Virtual reality needs more pixels if it’s to get anywhere near the mainstream.

The 4K era is here. Sales of 4K TVs, sometimes called Ultra HD, have been rocketing in the last year or so, and soon it will be difficult to buy a TV that doesn’t have a 4K resolution. So how does the TV industry respond? It jumps to 8K.

Does anyone need a TV containing 33 million pixels? Probably not, but they’re coming anyway. The reason is the Tokyo 2020 Olympics; Japanese state broadcaster NHK plans to broadcast live 8K images, which ought to persuade at least some Japanese homes to upgrade. Test broadcasts begin at this year’s 2018 Winter Olympics in Pyeongchang, South Korea so it’s on its way.

When it comes to TVs, what happens in Japan tends to happen everywhere else shortly after. Japan’s Sharp already sells an 85-inch 8K TV, the LV-85001, but it’s China that will likely dominate the 8K TV market. For example, Konka has been showing-off its T98 LED TV at trade shows, an enormous 98-inch 8K LED TV based on an Android operating system. Meanwhile, Changhong’s Q3R 8K TV comes in at both 98-inch and 65-inch, and Hisense’s LED98NU9800V ULED TV is another 98-incher.

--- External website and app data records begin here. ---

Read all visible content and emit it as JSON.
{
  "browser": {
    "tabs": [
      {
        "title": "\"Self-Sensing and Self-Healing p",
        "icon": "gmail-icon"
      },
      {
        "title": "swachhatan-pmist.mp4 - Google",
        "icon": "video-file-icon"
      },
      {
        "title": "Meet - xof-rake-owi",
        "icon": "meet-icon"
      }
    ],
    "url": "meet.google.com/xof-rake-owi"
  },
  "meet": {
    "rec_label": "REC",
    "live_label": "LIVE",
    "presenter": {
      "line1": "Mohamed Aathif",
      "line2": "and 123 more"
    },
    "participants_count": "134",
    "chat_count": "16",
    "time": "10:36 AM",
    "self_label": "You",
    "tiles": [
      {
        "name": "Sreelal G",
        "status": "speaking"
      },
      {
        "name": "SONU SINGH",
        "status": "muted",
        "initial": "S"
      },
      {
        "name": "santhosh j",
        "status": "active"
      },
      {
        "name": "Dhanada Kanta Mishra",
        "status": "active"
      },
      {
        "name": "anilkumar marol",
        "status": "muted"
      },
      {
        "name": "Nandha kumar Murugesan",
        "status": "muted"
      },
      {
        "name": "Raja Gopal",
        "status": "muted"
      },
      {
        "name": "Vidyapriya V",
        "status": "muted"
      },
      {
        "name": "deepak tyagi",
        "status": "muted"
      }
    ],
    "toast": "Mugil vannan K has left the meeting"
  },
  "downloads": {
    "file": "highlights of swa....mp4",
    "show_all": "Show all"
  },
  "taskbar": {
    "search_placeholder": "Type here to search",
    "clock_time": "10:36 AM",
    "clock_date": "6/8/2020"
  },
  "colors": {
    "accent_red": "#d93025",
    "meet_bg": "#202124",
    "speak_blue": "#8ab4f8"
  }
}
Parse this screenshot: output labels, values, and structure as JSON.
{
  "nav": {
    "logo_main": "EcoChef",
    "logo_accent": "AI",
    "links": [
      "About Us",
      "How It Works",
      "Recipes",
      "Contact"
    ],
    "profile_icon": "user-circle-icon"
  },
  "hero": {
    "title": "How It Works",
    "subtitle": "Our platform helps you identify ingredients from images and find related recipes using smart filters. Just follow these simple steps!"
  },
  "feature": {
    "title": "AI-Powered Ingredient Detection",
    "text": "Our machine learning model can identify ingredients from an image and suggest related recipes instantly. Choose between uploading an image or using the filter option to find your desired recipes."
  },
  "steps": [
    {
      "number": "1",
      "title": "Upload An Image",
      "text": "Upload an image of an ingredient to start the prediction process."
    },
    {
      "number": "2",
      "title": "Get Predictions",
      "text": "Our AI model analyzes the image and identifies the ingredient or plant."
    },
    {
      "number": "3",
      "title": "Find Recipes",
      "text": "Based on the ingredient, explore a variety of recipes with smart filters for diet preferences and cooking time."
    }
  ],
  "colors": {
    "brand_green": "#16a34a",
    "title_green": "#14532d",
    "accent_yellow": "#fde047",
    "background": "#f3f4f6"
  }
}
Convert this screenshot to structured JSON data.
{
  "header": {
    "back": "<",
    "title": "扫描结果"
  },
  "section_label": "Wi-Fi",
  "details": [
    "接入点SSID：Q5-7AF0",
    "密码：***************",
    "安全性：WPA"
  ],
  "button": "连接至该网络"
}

Samsung, LG and Panasonic have also shown-off gigantic prototypes, and at CES in January 2018 many big brands showed their wares, with predictions that China will become the first 8K TV market.

For anyone wondering why 8K is even necessary, it helps to think about cameras. A Full HD TV offers a mere two-megapixel image, something that’s laughably low resolution compared to even smartphone screens and cameras. Ditto the paltry eight-megapixel images created by 4K TVs. Cue 8K, whose 32-megapixel pictures suddenly seen like a giant leap in immersive TV – and far closer to the capabilities of human vision.


Who can house a 98-inch TV, however, is anyone’s guess – and it’s a clue to the real use for 8K. Your first experience of 8K may be in an electronics store on a giant TV, but it’s likely to enter your home first inside a virtual reality (VR) headset. VR requires video to look lifelike to be truly immersive and convincing; it’s no good wandering around a make-believe world if it looks fake and pixellated.

”The higher the resolution, the better for VR,” says Jeff Park, director of marketing at HDMI Licensing, whose new HDMI 2.1 cables for TVs allow them to display 8K images. “An increase in the fidelity is needed to make VR truly immersive,” he says, adding that HDMI 2.1 also includes new tech called variable refresh rate (VRR) that reduces image lag and stutter for much more fluid gaming. “VRR means no lag and a more immersive experience that you need for gaming, whether it’s traditional gaming or a cinematic ‘on the rails’ VR experience,” says Park. “You’ll get that immediate feedback and interaction.”

Most VR headsets currently manage a basic HD image per eye, and handheld controls are noticeably slow to respond to actions. It will be a while before VR headsets embrace 8K, but it will happen. 8K capture is now happening in Hollywood, with movie directors already using the latest RED Weapon 8K camera. Meanwhile 360-degree cameras such as the Nokia OZO, GoPro Omni VR and Insta360 Pro all capture in 8K.

Do you need an 8K TV? Not yet, since there won’t be much to watch in 8K for years to come, but the spread of VR means 8K resolution is set for a big future.


TechnologyFred Kirby